Major Lay, at the close of our interview on September 3, instant, stated that the Confederate authorities were still ready to exchange, rank for rank and man for man, all the prisoners whom they held in General Jones' department.

I have the honor to be, very respectfully, your obedient servant,


Lieutenant Colonel 127th New York Vols., Agent for Exchange.


Hilton Head, S. C., September 11, 1864.

Rear-Admiral J. A. DAHLGREN,

Commanding S. Atlantic Blockading Squadron, Port Royal, S. C.:

ADMIRAL: In my letter of the 2nd instant, in answer to your favor of the 1st instant, concerning the batteries on Morris island firing into the flag-of-truce boat sent to communicate with the navy, I informed you that I had referred your letter to Brigadier-General Saxton, commanding Northern District, for investigation and a report. I have just received the report, and find that the officer in command of the battery was acting under orders which I gave some time since to the officers commanding the different districts of the department, viz, to allow no communication with the enemy at any other point than Port Royal Ferry. I informed Major-General Jones of this order, and there has been no attempt on his part to communicate with the army forces at other points.

It seems from Captain Green's report that the enemy's flag-of-truce boat came from an unusual place, which undoubtedly caused the officers of the batteries to be suspicious of it, as they did not know that it was the intention of the senior naval officer to communicate by flag of truce. I would respectfully suggest that in future, when you desire to send a flag-of-truce boat to the enemy at such points as are covered by our batteries, that you will notify the commanding officer of the district of your intention in time for him to give the necessary orders.

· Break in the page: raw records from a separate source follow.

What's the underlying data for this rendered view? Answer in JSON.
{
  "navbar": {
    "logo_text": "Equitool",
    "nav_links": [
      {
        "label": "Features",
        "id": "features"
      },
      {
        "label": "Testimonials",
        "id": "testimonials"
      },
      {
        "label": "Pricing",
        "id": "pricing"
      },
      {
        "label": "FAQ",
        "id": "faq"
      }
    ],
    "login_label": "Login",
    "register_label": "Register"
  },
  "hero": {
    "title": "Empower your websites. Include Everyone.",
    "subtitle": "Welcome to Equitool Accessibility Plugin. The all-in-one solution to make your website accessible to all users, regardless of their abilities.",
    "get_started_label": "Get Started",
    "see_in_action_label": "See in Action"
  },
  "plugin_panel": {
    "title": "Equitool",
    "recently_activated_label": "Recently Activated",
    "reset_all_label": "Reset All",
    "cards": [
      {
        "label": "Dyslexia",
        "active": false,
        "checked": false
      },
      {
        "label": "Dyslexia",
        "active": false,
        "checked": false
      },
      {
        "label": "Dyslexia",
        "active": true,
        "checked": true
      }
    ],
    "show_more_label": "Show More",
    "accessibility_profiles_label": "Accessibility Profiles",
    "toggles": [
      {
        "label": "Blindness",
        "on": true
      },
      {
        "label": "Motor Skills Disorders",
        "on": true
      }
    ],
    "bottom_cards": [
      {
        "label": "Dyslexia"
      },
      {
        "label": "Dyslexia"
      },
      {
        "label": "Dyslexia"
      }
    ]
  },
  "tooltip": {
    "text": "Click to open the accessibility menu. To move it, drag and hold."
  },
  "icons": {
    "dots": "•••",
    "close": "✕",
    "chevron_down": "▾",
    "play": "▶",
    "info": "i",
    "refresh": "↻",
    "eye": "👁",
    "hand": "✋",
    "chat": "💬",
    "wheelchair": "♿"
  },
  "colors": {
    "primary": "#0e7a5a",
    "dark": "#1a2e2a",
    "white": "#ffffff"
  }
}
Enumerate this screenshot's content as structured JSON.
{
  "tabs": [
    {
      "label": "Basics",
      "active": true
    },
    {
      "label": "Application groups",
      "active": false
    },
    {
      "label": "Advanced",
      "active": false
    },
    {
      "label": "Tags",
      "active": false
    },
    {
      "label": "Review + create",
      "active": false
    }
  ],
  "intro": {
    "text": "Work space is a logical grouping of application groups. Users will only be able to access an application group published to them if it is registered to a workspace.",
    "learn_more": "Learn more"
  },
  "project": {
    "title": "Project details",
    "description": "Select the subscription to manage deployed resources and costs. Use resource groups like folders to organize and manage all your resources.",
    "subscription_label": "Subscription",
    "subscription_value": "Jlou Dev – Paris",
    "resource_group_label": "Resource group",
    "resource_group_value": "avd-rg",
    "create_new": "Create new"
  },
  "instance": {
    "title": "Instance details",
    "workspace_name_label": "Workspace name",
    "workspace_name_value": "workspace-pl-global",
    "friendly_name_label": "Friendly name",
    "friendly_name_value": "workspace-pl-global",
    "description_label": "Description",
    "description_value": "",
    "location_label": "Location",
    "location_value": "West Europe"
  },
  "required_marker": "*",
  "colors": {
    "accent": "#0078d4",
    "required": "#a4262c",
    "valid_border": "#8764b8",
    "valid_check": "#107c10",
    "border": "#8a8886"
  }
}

I have the honor to be, very respectfully, your obedient servant,


Major-General, Commanding.